At 15:20 local time, after 2004.31 NM over 12 days, 8 hours and 20 minutes we dropped the hook in the lagoon off of Direction Island. The only way to describe what we see is drop-dead gorgeous! This is a far cry from the murky, crocodile infested waters of Far North Queensland and the Northern Territory of Australia! This is why we endeavor to spend long periods of time at sea fighting inclement weather and lack of sleep. This is our reward!
The passage out here was our second longest so far, the first being the run from the Galapagos Islands to the Marquesas Islands more than a year ago. That was 3,000 miles and 18 days at sea. This time around we
experienced just about every conceivable type of condition you could imagine.
It began with almost three days of no wind at all.

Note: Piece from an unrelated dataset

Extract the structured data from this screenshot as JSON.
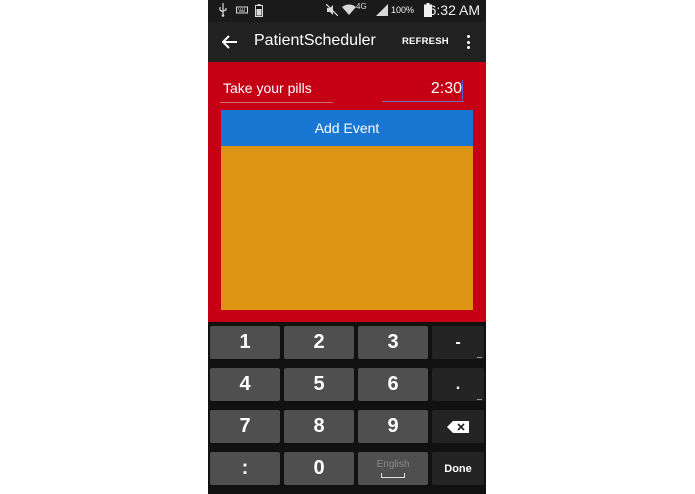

All we could do is motor along through glassy seas and pray for some air to blow our way. No wind gave way to fresh Southeast trades pushing us along through gentle seas. After alternating periods of wind/no wind we watched as it slowly clocked East, then Northeast, North and then right around to the West. Having it on the nose is bad enough, but when it's blowing 30-35 knots, to say it's miserable is an understatement! The only cool part of it was sailing hard on the wind while surfing down the front of 8-10 foot waves. At 9-10 knots, that's quite a sensation!
If you want to check out the blow by blow of our passage you can find it on the web site.
Unfortunately, we cannot post daily updates yet, as our PinOak E-mail system is not operational. We spent uncounted hours both before we left Darwin and off shore to no avail. If we are unable to get the PinOak system working by the time we leave Cocos, we are considering a satellite system when we hit the Seychelles.
Since we arrived yesterday we haven't done a whole lot. We were visited by Customs and Quarantine officers (both clad in bare feet) soon after dropping the anchor.
We did not know what to expect with out littlest crew member (Lucy, our dog) but all went smoothly in the end. I guess it helps if the Quarantine officer is a dog lover, but regulations are regulations and she still can't get off the boat.
As it is Sunday here, there is nothing happening at all.
The ferry service to Home Island and West Island does not operate on Sunday, so we were relegated to exploring Direction Island. Direction Island consists of a dilapidated pier, a portapotty, 2 fresh water tanks, and a barbecue (with small shelter). Oh, and a solar powered pay phone as well. Needless to say there are no inhabitants. The sum of our exploring was a walk to the end of the beach (which is the end of the island) and a long swim in the clear turquoise blue water of the lagoon.
Tomorrow we are planning a trip to West Island to check out the extent of civilization here on Cocos. We hear the Post Office is only open from
8-12 on Mondays and Thursdays. Not surprising, since there is only one flight a week from Perth. Anyway, there is a lot to see in the time we have here. We'll keep you posted on the latest.
Alex for the crew of Out of Bounds,
Bill, Suzie, Mark and Lucy the dog
Latitude 12 deg. 05.60 S
Longitude 96 deg. 52.87 E